Is my plea going to get better? Do prosecutors quit giving offers after it’s set for trial?
Can I possess a firearm?
Or have a look at this one:
The police are at my door. I’m in New Jersey. What do I do? Need free advice ASAP. No money, LOL.
I’m making these up, of course, but the real ones are worse. Trust me.
Sadly, these types of messages are the fruits of my labors. I’m no Eric Mayer of Unwashed Advocate fame (have a listen here), but I work the interwebs real good. They get me the clients. And by “clients,” I mean people who have real problems that will take time to solve but who have little if any chance of ever actually hiring me to help them. In most cases, I’m not even admitted to practice in their jurisdiction.
This is all my fault. When we got a fancy new website, the web guy insisted we needed to create a dialogue with visitors. I was skeptical, but he persevered. Our website ended up with a little contact form.

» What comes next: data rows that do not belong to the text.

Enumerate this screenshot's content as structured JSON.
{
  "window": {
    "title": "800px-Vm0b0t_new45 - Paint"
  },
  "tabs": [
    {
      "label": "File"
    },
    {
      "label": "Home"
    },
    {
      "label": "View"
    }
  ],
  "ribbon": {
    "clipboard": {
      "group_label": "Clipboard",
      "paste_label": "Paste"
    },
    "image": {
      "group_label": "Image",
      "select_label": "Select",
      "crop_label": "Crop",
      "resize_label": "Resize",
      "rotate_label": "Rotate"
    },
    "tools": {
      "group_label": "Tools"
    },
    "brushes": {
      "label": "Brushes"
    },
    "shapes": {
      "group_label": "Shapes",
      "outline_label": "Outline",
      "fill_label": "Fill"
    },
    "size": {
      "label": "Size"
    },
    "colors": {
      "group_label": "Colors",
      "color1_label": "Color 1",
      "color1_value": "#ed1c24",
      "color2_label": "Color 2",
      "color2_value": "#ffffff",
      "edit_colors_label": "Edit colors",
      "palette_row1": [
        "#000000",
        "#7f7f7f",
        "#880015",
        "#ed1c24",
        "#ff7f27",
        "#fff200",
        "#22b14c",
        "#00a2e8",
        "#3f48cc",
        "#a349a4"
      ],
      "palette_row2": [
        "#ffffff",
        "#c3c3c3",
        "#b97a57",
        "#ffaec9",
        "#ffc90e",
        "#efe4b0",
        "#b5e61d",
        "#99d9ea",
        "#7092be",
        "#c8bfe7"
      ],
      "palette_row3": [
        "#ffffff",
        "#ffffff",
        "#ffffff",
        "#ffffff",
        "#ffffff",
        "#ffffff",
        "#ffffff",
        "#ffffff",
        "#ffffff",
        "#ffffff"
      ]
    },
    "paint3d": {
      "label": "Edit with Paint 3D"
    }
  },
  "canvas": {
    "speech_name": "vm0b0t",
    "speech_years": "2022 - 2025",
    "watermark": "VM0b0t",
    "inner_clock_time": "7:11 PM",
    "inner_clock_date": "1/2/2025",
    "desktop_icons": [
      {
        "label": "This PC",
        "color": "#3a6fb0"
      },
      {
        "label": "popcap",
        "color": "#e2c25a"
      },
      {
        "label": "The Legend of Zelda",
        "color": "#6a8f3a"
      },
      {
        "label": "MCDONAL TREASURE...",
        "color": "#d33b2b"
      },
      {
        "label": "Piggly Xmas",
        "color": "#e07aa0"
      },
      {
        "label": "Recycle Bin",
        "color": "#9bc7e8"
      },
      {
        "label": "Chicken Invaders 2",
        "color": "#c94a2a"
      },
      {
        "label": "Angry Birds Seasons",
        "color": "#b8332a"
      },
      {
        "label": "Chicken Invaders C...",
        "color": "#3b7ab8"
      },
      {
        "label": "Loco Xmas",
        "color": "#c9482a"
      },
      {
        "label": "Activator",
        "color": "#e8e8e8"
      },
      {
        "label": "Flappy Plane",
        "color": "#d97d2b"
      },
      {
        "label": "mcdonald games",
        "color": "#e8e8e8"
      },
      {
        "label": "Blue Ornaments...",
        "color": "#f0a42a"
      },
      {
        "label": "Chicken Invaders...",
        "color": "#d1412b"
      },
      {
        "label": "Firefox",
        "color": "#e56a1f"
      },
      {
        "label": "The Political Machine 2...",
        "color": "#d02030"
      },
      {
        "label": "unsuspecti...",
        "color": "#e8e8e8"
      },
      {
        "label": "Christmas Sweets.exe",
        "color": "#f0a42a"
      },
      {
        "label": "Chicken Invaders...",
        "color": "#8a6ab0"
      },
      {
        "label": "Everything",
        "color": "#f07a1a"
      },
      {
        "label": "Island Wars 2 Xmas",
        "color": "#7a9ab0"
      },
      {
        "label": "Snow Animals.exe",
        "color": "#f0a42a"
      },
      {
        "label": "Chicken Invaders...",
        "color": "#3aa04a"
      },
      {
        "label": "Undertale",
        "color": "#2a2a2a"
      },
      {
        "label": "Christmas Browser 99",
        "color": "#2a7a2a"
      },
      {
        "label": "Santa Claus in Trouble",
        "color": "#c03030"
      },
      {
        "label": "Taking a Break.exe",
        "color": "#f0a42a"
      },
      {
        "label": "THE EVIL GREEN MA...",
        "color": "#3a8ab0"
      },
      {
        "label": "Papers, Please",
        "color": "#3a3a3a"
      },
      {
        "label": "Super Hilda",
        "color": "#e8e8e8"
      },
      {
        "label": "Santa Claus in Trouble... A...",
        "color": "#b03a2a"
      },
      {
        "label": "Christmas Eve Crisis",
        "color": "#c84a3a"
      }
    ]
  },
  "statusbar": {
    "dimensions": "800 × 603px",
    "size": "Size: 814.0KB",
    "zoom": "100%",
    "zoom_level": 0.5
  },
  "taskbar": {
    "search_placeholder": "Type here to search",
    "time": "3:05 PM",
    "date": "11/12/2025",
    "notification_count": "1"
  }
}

After a series of progressively more complex captchas, the messages from “captaindonkeydong” with a url of “bigweinerpills.biz” telling me I would one day become “a most famousest of the bolggerz” stopped (for the most part), but something far more troubling began. Real people began asking serious legal questions I could not possibly answer in an email.
I pride myself on being on top of things. I don’t neglect calls or emails. I don’t ignore people. When someone needs a lawyer, I call them back as soon as I possibly can. It pains me to leave any message unanswered. My current situation is my own unique version of hell, though admittedly a mild one.

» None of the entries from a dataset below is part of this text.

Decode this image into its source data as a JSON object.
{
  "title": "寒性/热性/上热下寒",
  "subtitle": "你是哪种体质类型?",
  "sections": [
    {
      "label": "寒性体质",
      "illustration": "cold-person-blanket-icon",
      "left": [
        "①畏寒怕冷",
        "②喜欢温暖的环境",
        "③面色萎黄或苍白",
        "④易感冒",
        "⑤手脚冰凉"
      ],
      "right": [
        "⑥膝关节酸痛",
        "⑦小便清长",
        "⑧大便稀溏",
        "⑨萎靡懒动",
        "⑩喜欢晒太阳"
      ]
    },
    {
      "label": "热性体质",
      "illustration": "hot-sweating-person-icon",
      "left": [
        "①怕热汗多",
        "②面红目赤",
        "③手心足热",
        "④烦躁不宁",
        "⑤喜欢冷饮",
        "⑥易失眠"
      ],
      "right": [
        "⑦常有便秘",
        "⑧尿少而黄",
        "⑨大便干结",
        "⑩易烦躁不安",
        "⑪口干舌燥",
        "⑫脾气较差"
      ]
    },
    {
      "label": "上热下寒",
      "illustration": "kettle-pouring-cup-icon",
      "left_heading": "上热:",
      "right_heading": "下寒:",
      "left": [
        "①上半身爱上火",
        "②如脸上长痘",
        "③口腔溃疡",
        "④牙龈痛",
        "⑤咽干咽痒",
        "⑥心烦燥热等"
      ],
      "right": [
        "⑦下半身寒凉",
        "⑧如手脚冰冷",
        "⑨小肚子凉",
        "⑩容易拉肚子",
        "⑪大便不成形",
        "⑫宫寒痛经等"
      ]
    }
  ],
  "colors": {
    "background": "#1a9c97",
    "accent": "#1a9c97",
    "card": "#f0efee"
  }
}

I’m left playing email inbox whack-a-mole trying to respond to people who need real help but who I know are simply not a good fit for my law firm. I should’ve known this would be a problem. Although I was never one for religion, I still recall this one from Sunday school:
As you sow, so shall you reap.

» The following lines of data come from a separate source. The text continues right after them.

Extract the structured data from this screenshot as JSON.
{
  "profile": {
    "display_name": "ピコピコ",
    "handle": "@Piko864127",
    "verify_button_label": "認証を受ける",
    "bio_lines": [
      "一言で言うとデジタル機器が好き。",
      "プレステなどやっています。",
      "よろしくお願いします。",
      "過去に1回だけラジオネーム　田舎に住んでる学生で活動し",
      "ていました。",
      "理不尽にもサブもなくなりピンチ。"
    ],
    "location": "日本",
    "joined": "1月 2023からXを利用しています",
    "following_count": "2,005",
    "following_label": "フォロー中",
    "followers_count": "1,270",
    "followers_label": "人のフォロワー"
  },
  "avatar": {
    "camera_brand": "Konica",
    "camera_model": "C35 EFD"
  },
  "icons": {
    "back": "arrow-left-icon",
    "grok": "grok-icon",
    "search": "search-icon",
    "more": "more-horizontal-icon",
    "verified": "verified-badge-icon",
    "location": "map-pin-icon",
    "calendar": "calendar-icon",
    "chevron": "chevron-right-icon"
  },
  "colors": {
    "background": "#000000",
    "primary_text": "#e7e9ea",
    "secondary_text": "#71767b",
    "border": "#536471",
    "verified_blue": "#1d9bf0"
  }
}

If I earn a client by writing some words that appear on the internet, what have I really done to earn that client? What should I expect?
I’ve sown the easy seed. Why should I expect to reap the kind of client lawyers are rightfully supposed to earn with years of tireless work on behalf of the people they became a lawyer to help?
Needless to say, the contact form will be long gone very soon. I guarantee that’ll be the last time I let a web guy’s insistence trump my gut reaction to a suggestion.